Collected data
======

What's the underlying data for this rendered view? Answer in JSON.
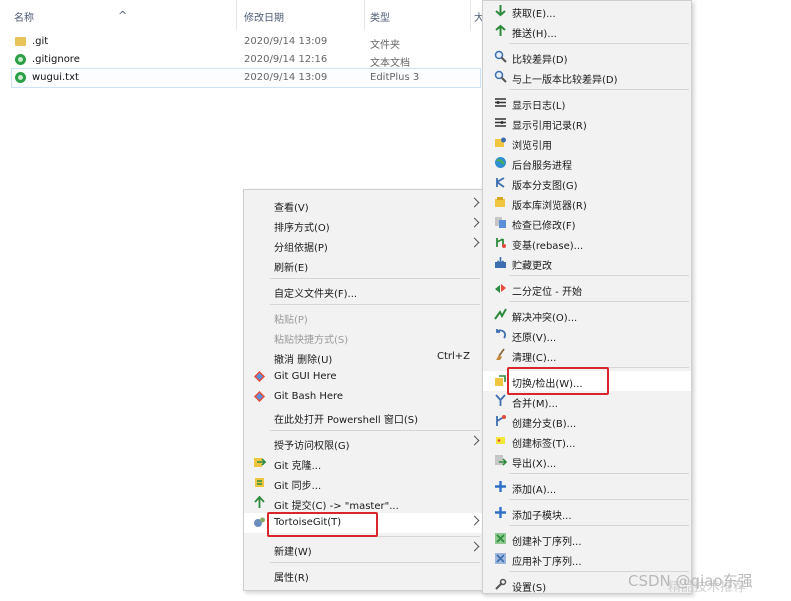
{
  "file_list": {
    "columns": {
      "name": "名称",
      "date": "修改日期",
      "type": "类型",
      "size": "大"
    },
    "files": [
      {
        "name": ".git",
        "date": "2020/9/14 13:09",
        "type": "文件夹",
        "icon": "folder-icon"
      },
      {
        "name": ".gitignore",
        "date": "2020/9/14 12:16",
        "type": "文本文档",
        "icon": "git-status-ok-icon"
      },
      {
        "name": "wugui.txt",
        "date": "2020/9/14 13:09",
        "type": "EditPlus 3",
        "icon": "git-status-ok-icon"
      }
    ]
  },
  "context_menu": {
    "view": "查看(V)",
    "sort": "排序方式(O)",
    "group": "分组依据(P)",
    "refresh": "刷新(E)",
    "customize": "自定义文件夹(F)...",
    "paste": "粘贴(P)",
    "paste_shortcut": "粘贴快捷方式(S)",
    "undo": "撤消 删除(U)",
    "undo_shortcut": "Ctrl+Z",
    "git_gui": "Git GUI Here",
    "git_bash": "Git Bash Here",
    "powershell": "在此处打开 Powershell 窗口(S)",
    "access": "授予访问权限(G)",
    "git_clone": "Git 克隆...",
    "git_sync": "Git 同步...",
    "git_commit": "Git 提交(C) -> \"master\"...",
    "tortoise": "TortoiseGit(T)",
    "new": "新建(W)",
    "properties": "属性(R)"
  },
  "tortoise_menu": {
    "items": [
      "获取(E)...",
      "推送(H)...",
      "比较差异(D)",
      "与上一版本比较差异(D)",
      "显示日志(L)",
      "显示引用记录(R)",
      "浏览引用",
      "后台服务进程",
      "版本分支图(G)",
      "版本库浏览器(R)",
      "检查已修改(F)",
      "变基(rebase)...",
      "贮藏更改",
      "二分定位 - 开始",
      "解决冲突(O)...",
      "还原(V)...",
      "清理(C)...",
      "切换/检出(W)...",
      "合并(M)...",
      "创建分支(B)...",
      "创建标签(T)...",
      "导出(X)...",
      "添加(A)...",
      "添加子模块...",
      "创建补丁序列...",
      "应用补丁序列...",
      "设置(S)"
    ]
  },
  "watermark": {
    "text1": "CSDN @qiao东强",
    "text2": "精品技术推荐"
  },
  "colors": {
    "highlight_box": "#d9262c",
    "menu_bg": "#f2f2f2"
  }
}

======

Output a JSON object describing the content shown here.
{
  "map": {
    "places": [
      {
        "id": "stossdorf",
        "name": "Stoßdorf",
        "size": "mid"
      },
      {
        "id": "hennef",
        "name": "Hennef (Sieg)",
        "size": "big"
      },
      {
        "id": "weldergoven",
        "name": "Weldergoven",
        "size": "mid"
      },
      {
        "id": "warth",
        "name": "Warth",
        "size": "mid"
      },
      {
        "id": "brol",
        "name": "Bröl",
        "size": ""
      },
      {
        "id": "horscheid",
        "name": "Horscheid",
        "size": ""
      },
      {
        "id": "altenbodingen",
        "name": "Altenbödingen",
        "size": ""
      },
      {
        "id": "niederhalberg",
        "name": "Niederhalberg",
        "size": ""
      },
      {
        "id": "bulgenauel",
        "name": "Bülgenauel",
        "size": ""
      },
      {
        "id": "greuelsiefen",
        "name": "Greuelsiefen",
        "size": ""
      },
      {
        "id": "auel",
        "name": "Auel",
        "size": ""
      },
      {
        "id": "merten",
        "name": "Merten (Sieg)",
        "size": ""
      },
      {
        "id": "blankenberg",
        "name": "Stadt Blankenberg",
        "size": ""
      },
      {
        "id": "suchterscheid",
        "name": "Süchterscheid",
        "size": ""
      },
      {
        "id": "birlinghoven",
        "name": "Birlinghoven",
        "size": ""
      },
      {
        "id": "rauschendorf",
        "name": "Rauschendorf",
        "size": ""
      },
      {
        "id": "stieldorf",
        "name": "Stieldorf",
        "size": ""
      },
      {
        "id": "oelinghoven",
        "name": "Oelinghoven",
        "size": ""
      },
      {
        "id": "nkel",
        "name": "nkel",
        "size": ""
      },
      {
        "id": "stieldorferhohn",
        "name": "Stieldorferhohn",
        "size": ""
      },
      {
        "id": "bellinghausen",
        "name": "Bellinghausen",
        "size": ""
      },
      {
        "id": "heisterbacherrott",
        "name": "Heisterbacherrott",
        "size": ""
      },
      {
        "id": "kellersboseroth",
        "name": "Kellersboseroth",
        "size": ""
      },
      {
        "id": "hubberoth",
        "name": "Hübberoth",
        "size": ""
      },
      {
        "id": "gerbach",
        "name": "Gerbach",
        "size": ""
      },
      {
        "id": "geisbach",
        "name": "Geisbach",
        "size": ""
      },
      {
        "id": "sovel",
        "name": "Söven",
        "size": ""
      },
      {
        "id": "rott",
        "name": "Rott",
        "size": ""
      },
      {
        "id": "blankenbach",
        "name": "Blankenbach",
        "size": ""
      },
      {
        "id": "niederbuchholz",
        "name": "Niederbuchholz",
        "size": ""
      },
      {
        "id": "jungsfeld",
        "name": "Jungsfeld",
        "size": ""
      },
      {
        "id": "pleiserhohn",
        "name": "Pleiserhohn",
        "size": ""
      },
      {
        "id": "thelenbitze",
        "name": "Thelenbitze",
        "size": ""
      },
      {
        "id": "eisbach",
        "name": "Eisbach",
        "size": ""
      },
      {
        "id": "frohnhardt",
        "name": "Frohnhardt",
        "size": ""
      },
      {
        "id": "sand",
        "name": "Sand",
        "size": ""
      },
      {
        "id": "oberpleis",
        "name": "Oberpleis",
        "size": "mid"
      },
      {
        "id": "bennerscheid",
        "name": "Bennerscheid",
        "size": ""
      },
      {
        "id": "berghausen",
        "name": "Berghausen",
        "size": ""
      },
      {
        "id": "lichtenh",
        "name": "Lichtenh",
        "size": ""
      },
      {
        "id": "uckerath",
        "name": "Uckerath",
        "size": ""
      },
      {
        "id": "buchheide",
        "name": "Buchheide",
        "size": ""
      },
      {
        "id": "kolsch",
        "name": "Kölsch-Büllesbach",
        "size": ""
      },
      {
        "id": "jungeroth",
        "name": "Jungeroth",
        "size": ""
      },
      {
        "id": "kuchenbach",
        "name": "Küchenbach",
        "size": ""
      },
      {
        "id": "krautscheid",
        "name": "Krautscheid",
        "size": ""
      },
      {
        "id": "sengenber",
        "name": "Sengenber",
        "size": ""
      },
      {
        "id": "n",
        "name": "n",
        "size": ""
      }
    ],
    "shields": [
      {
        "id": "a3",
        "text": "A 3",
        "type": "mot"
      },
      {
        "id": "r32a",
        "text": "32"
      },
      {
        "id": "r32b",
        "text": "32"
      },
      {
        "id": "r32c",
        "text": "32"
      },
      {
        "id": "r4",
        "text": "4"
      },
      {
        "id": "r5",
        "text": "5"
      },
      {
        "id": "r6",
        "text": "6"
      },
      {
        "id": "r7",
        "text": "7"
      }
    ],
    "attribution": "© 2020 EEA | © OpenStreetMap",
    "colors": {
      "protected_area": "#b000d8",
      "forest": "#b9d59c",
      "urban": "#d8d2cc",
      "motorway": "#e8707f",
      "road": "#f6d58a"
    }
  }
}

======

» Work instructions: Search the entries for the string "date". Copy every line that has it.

» Task output:
      "date": "修改日期",
        "date": "2020/9/14 13:09",
        "date": "2020/9/14 12:16",
        "date": "2020/9/14 13:09",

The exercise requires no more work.